> _ABOUT THIS EXERCISE_:
A faithful, complete copy of the entries is the sole expected answer.
%%
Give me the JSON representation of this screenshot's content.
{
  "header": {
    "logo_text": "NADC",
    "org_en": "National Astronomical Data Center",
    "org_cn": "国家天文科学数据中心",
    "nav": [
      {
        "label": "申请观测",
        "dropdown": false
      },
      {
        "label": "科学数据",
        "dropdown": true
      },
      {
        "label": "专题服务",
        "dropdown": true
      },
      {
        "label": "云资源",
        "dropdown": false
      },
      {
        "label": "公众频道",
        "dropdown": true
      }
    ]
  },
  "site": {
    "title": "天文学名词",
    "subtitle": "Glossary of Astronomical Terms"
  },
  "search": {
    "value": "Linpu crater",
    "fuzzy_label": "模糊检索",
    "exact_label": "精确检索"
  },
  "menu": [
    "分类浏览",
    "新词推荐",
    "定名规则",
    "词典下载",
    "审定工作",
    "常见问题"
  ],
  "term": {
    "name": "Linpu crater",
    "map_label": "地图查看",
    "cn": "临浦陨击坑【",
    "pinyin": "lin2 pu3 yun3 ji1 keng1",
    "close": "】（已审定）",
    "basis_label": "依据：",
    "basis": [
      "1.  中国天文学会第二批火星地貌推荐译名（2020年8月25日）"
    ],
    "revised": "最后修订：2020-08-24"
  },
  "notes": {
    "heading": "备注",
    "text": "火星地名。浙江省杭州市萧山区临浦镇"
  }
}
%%
> _RESULT FOR THIS EXERCISE_:
Give me the JSON representation of this screenshot's content.
{
  "header": {
    "logo_text": "NADC",
    "org_en": "National Astronomical Data Center",
    "org_cn": "国家天文科学数据中心",
    "nav": [
      {
        "label": "申请观测",
        "dropdown": false
      },
      {
        "label": "科学数据",
        "dropdown": true
      },
      {
        "label": "专题服务",
        "dropdown": true
      },
      {
        "label": "云资源",
        "dropdown": false
      },
      {
        "label": "公众频道",
        "dropdown": true
      }
    ]
  },
  "site": {
    "title": "天文学名词",
    "subtitle": "Glossary of Astronomical Terms"
  },
  "search": {
    "value": "Linpu crater",
    "fuzzy_label": "模糊检索",
    "exact_label": "精确检索"
  },
  "menu": [
    "分类浏览",
    "新词推荐",
    "定名规则",
    "词典下载",
    "审定工作",
    "常见问题"
  ],
  "term": {
    "name": "Linpu crater",
    "map_label": "地图查看",
    "cn": "临浦陨击坑【",
    "pinyin": "lin2 pu3 yun3 ji1 keng1",
    "close": "】（已审定）",
    "basis_label": "依据：",
    "basis": [
      "1.  中国天文学会第二批火星地貌推荐译名（2020年8月25日）"
    ],
    "revised": "最后修订：2020-08-24"
  },
  "notes": {
    "heading": "备注",
    "text": "火星地名。浙江省杭州市萧山区临浦镇"
  }
}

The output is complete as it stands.